Accordingly, the book analyzes the fair trial jurisprudence of the Human Rights Committee under the Covenant. The book also explores the process by which some aspects of the right to a fair trial have gradually been considered non-derogable, that is, not subject to suspension even in times of public emergency. This volume should provide a convenient tool for human rights advocates, judges, lawyers, scholars, and others involved with and interested in the right to a fair trial.
This book is the first volume in The Universal Declaration of Human Rights Series. The series consists of approximately 20 volumes, each dealing with a substantive right (or group of rights) set forth in the Universal Declaration of Human Rights (UDHR).
Each volume is authored by an expert in human rights generally and in the particular subject addressed.

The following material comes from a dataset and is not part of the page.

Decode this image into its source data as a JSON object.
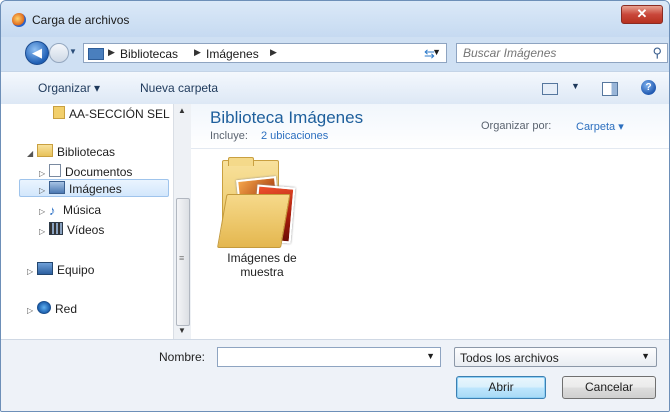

Without losing sight of the political context in which the implementation of human rights must occur, each book provides a comprehensive, legally-oriented analysis of the rights concerned, including an examination of the legislative history of the text of each right as adopted in 1948, the right's subsequent articulation and interpretation by international bodies and in subsequent international instruments, and a survey of state practice in defining and enforcing the right.